▶ Try it
The records below must be copied out completely and exactly.

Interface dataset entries
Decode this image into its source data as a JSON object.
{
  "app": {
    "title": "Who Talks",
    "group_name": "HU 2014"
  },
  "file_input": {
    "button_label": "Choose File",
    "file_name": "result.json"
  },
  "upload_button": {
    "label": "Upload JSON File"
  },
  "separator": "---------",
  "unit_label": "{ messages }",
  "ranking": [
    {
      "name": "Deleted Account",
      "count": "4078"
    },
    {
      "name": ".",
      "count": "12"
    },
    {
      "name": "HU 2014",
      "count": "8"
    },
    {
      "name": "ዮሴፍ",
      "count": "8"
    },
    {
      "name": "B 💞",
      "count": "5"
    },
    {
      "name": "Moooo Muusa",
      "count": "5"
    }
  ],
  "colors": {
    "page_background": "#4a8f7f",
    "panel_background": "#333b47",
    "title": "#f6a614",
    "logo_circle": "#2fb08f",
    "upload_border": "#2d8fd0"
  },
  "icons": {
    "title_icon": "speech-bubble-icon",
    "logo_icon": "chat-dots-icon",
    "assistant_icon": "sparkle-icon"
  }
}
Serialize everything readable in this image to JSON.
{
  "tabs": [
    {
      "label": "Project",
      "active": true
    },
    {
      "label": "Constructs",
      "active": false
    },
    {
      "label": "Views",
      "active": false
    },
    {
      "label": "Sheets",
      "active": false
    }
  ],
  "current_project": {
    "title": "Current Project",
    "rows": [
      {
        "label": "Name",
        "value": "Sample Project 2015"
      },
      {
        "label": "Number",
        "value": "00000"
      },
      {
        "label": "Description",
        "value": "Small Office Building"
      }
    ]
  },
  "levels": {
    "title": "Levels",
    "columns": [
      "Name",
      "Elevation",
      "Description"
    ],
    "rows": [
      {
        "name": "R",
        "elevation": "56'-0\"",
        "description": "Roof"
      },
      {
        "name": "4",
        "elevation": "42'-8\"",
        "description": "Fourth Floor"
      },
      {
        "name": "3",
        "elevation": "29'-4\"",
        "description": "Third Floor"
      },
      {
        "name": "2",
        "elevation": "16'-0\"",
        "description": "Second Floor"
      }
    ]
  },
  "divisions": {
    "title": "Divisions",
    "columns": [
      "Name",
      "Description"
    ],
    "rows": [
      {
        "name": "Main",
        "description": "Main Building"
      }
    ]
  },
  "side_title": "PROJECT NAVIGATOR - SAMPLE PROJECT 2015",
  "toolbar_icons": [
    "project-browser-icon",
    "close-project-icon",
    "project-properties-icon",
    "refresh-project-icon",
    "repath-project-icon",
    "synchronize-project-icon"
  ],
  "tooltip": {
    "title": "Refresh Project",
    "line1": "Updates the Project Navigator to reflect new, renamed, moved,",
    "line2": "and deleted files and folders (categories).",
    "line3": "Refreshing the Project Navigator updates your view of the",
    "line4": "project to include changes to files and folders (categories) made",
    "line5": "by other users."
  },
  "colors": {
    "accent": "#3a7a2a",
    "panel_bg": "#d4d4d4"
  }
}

▶ Output for this task
Decode this image into its source data as a JSON object.
{
  "app": {
    "title": "Who Talks",
    "group_name": "HU 2014"
  },
  "file_input": {
    "button_label": "Choose File",
    "file_name": "result.json"
  },
  "upload_button": {
    "label": "Upload JSON File"
  },
  "separator": "---------",
  "unit_label": "{ messages }",
  "ranking": [
    {
      "name": "Deleted Account",
      "count": "4078"
    },
    {
      "name": ".",
      "count": "12"
    },
    {
      "name": "HU 2014",
      "count": "8"
    },
    {
      "name": "ዮሴፍ",
      "count": "8"
    },
    {
      "name": "B 💞",
      "count": "5"
    },
    {
      "name": "Moooo Muusa",
      "count": "5"
    }
  ],
  "colors": {
    "page_background": "#4a8f7f",
    "panel_background": "#333b47",
    "title": "#f6a614",
    "logo_circle": "#2fb08f",
    "upload_border": "#2d8fd0"
  },
  "icons": {
    "title_icon": "speech-bubble-icon",
    "logo_icon": "chat-dots-icon",
    "assistant_icon": "sparkle-icon"
  }
}
Serialize everything readable in this image to JSON.
{
  "tabs": [
    {
      "label": "Project",
      "active": true
    },
    {
      "label": "Constructs",
      "active": false
    },
    {
      "label": "Views",
      "active": false
    },
    {
      "label": "Sheets",
      "active": false
    }
  ],
  "current_project": {
    "title": "Current Project",
    "rows": [
      {
        "label": "Name",
        "value": "Sample Project 2015"
      },
      {
        "label": "Number",
        "value": "00000"
      },
      {
        "label": "Description",
        "value": "Small Office Building"
      }
    ]
  },
  "levels": {
    "title": "Levels",
    "columns": [
      "Name",
      "Elevation",
      "Description"
    ],
    "rows": [
      {
        "name": "R",
        "elevation": "56'-0\"",
        "description": "Roof"
      },
      {
        "name": "4",
        "elevation": "42'-8\"",
        "description": "Fourth Floor"
      },
      {
        "name": "3",
        "elevation": "29'-4\"",
        "description": "Third Floor"
      },
      {
        "name": "2",
        "elevation": "16'-0\"",
        "description": "Second Floor"
      }
    ]
  },
  "divisions": {
    "title": "Divisions",
    "columns": [
      "Name",
      "Description"
    ],
    "rows": [
      {
        "name": "Main",
        "description": "Main Building"
      }
    ]
  },
  "side_title": "PROJECT NAVIGATOR - SAMPLE PROJECT 2015",
  "toolbar_icons": [
    "project-browser-icon",
    "close-project-icon",
    "project-properties-icon",
    "refresh-project-icon",
    "repath-project-icon",
    "synchronize-project-icon"
  ],
  "tooltip": {
    "title": "Refresh Project",
    "line1": "Updates the Project Navigator to reflect new, renamed, moved,",
    "line2": "and deleted files and folders (categories).",
    "line3": "Refreshing the Project Navigator updates your view of the",
    "line4": "project to include changes to files and folders (categories) made",
    "line5": "by other users."
  },
  "colors": {
    "accent": "#3a7a2a",
    "panel_bg": "#d4d4d4"
  }
}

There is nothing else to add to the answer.